Which lines below contain the word "this"? Copy each of them.
┌────────
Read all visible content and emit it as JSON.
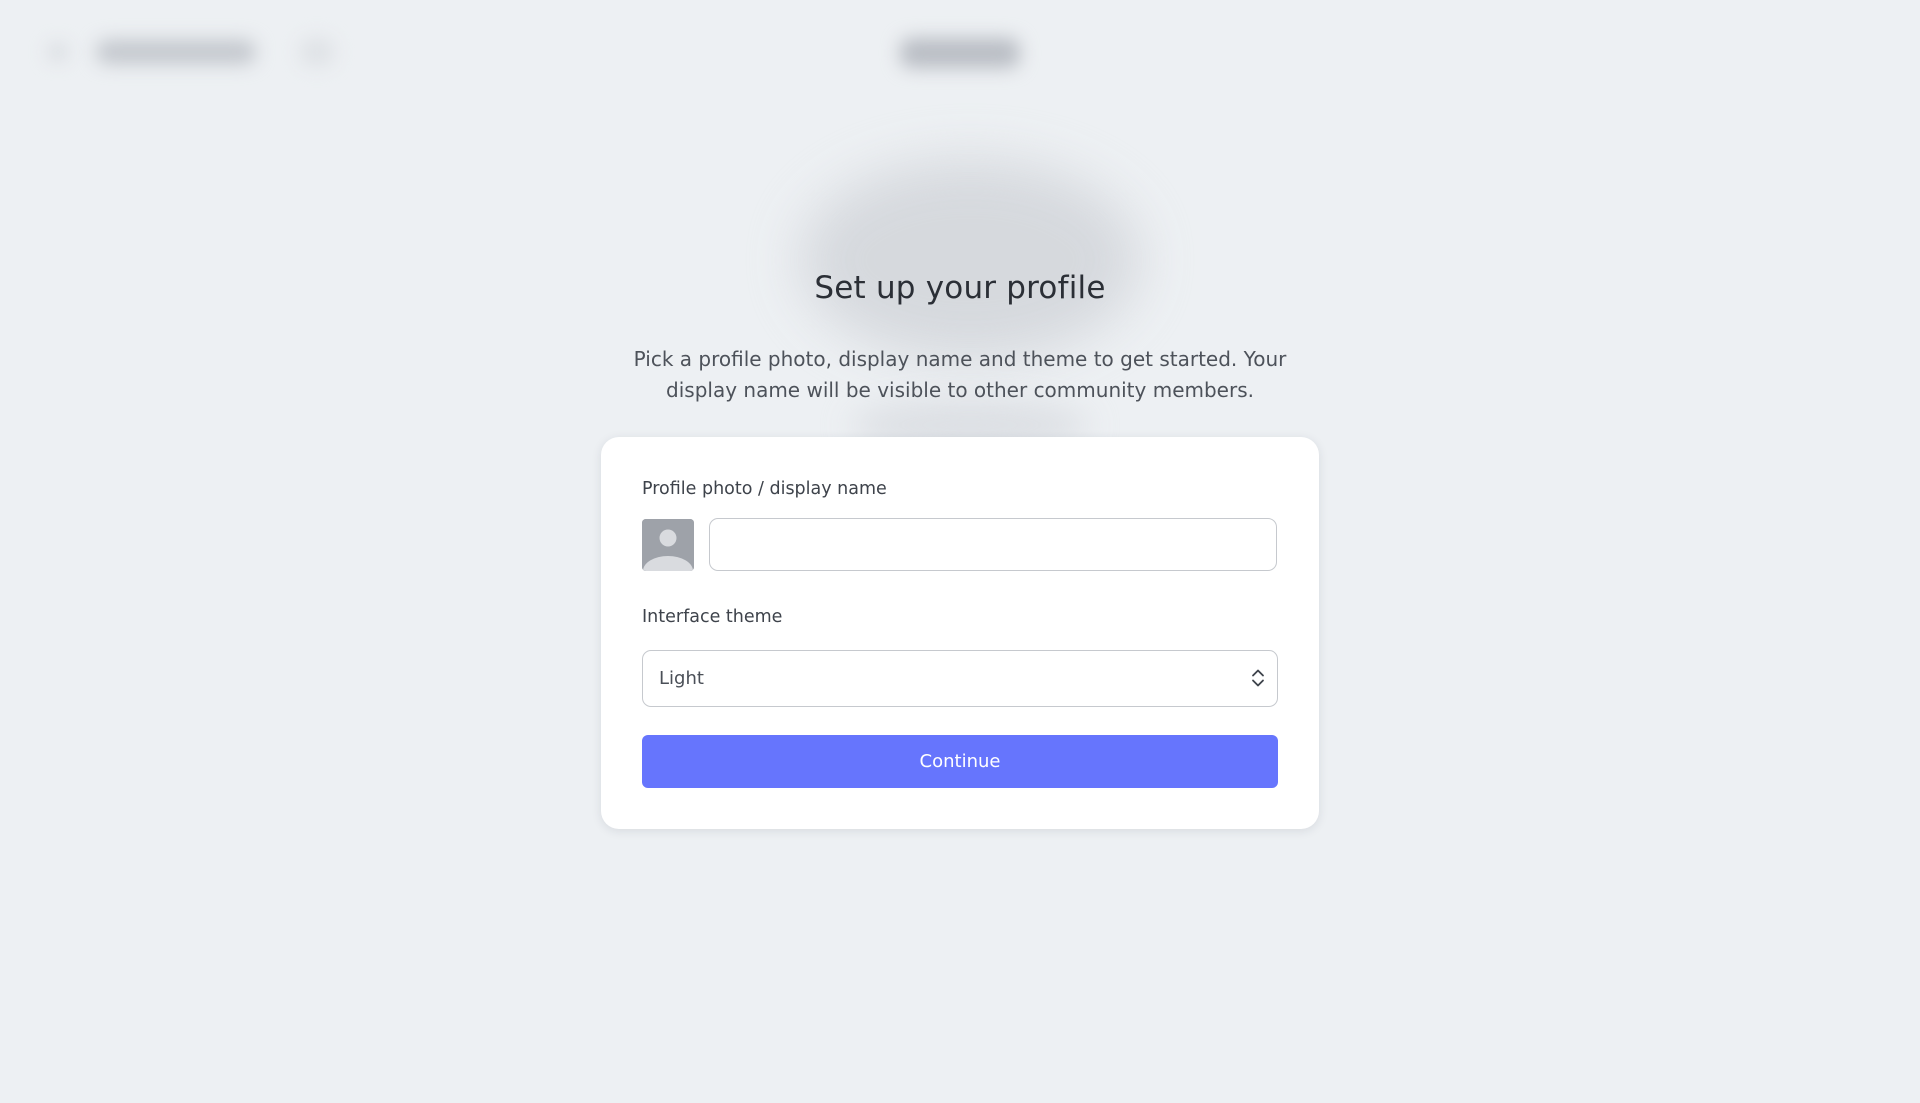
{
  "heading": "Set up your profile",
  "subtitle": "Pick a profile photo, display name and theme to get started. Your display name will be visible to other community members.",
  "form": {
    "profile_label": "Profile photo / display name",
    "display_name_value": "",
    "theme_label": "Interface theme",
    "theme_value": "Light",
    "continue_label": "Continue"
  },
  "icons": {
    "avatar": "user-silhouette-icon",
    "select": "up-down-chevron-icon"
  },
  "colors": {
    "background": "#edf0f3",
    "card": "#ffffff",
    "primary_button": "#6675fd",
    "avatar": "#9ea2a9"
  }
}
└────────
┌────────
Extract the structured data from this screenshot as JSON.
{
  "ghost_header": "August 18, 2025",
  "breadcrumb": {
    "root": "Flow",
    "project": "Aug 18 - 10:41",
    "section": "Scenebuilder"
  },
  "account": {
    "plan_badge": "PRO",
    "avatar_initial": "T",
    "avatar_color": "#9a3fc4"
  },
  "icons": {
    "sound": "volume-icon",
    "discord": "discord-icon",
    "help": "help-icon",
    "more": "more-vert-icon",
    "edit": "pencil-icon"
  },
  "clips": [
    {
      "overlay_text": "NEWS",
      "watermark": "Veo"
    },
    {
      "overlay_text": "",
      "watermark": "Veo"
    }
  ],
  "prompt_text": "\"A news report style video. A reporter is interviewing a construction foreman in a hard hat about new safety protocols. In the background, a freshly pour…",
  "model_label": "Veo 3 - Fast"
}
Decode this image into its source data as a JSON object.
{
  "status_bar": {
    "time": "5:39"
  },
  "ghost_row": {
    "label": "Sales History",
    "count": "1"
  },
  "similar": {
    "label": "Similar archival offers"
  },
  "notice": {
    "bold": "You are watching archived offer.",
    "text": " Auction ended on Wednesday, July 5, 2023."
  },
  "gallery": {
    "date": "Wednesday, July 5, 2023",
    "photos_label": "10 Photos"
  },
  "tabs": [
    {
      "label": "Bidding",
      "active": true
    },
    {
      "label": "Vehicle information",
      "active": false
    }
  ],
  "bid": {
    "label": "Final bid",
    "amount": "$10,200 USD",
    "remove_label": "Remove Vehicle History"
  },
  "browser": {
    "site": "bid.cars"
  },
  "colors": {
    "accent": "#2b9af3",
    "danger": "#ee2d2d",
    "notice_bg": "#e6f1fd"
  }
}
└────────
● Task answer
Extract the structured data from this screenshot as JSON.
Decode this image into its source data as a JSON object.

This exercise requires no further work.